But in the early stages of change, when you’re trying to get a team to see the goal can be achieved, try to start by evolving from existing systems, people or processes.
People (even good people) will fight a revolutionary step that forces them to move too far out of their comfort zone, but most people (even bad people) will acquiesce to an evolutionary step that moves closer to a revolutionary goal. And after several successful evolutionary steps, while your team may think the next step is yet another evolutionary step, to the outside world you’re a team of revolutionary guerillas successfully installing a new regime (think of this as Einstein’s Special Theory of Relativity for Guerillas).
In a more real world example, it’s easy for someone to resist a totally new system, but hard for someone to resist a 20% improvement in an existing system. And once that’s successful, how hard is it to improve another 20% on top of that, especially when your team has seen they could do it once? Before you know it, by making steps that are no more than a 20% change, you’ve made revolutionary change (think of compound interest: 20% growth over 10 years will turn $100 into $620).
Lastly, I’ll admit there are some times where evolution is not the way to go, and you’ve got to make big change (I can’t recommend evolving the Bush cabinet, but that’s OK, because I know George Bush doesn’t believe in evolution either). But these circumstances are rarer than you think they are – we often think it’s the only option because we’re attracted to the concept of revolution. Beware that siren call — you take a big risk by not starting with evolution.
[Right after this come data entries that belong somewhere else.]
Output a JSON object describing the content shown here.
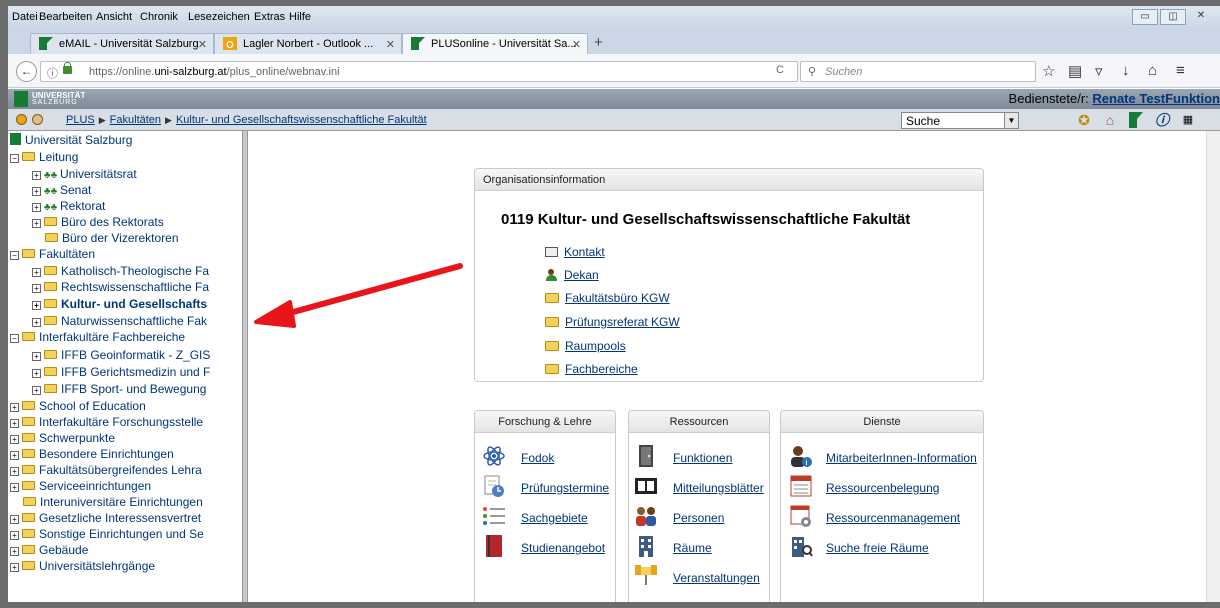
{
  "menubar": {
    "items": [
      "Datei",
      "Bearbeiten",
      "Ansicht",
      "Chronik",
      "Lesezeichen",
      "Extras",
      "Hilfe"
    ]
  },
  "tabs": [
    {
      "label": "eMAIL - Universität Salzburg"
    },
    {
      "label": "Lagler Norbert - Outlook ..."
    },
    {
      "label": "PLUSonline - Universität Sa..."
    }
  ],
  "navbar": {
    "url_prefix": "https://online.",
    "url_host": "uni-salzburg.at",
    "url_path": "/plus_online/webnav.ini",
    "search_placeholder": "Suchen"
  },
  "header": {
    "logo_line1": "UNIVERSITÄT",
    "logo_line2": "SALZBURG",
    "user_label": "Bedienstete/r:",
    "user_name": "Renate TestFunktion"
  },
  "breadcrumb": {
    "items": [
      "PLUS",
      "Fakultäten",
      "Kultur- und Gesellschaftswissenschaftliche Fakultät"
    ],
    "search_select": "Suche"
  },
  "tree": {
    "items": [
      "Universität Salzburg",
      "Leitung",
      "Universitätsrat",
      "Senat",
      "Rektorat",
      "Büro des Rektorats",
      "Büro der Vizerektoren",
      "Fakultäten",
      "Katholisch-Theologische Fa",
      "Rechtswissenschaftliche Fa",
      "Kultur- und Gesellschafts",
      "Naturwissenschaftliche Fak",
      "Interfakultäre Fachbereiche",
      "IFFB Geoinformatik - Z_GIS",
      "IFFB Gerichtsmedizin und F",
      "IFFB Sport- und Bewegung",
      "School of Education",
      "Interfakultäre Forschungsstelle",
      "Schwerpunkte",
      "Besondere Einrichtungen",
      "Fakultätsübergreifendes Lehra",
      "Serviceeinrichtungen",
      "Interuniversitäre Einrichtungen",
      "Gesetzliche Interessensvertret",
      "Sonstige Einrichtungen und Se",
      "Gebäude",
      "Universitätslehrgänge"
    ]
  },
  "org": {
    "heading": "Organisationsinformation",
    "title": "0119  Kultur- und Gesellschaftswissenschaftliche Fakultät",
    "links": [
      "Kontakt",
      "Dekan",
      "Fakultätsbüro KGW",
      "Prüfungsreferat KGW",
      "Raumpools",
      "Fachbereiche"
    ]
  },
  "sections": {
    "forschung": {
      "title": "Forschung & Lehre",
      "links": [
        "Fodok",
        "Prüfungstermine",
        "Sachgebiete",
        "Studienangebot"
      ]
    },
    "ressourcen": {
      "title": "Ressourcen",
      "links": [
        "Funktionen",
        "Mitteilungsblätter",
        "Personen",
        "Räume",
        "Veranstaltungen"
      ]
    },
    "dienste": {
      "title": "Dienste",
      "links": [
        "MitarbeiterInnen-Information",
        "Ressourcenbelegung",
        "Ressourcenmanagement",
        "Suche freie Räume"
      ]
    }
  },
  "colors": {
    "link": "#00357a",
    "annotation_arrow": "#e8151b",
    "plus_green": "#167c35"
  }
}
Person, Evolve Thyself!
So back to the goal here, getting to 10-12% body fat by November 2007. It turns out when changing something personal the same principle of Evolution, not Revolution applies.
If you have a revolutionary goal (let’s say run a marathon when you haven’t run more than 1 mile in 10 years), and you use revolutionary means (no training, but take lots of painkillers), you’ll likely fail.
But consistently making small steps that evolve from what you did the week before, you can achieve some spectacular results. For another good example, go read GNP3.0 and watch the revolutionary change that starts in early 2006 by taking small steps.
On my weight loss goals I decided to try to evolve. There are lots of revolutionary means out there; Atkins all-protein-all-the-time diet, Gastric Bypass, or my personal favorite, the Alli Fat pill (which apparently sells quite swell despite the following disclaimer: The treatment effects may include gas with oily spotting, loose stools, and more frequent stools that may be hard to control). All of them are effective in the short term, but people tend to gain the weight back pretty quickly. But for me, they would be huge changes in how I eat or live.
Last week I talked about how I made one small change – I measured what I ate. But with weight loss, your body adapts quickly, so you need to keep changing.
The next step I made was a small evolution on that: I set a target for how much I should eat, and then started eating 6 times a day (I’ll talk next week about why I picked that).
Eating 6 times a day was a very small change — I didn’t change what I ate, just when I ate it. All I had to do was eat half of what I normally ate at a meal (so I could still eat with others), and then eat the remaining bit 3 hours later.
The results: 1% of body fat lost (17.5% to 16.5%) between 4/24 and 5/15, which was right in line with my goals for rate of change. And I never struggled to make the change because it was so small.
Of course, sometimes it’s not obvious where to evolve to for that next 20% improvement. In that case, I’ll recommend — Rule #4: Round Wheels Work.
(which I’ll continue next week …)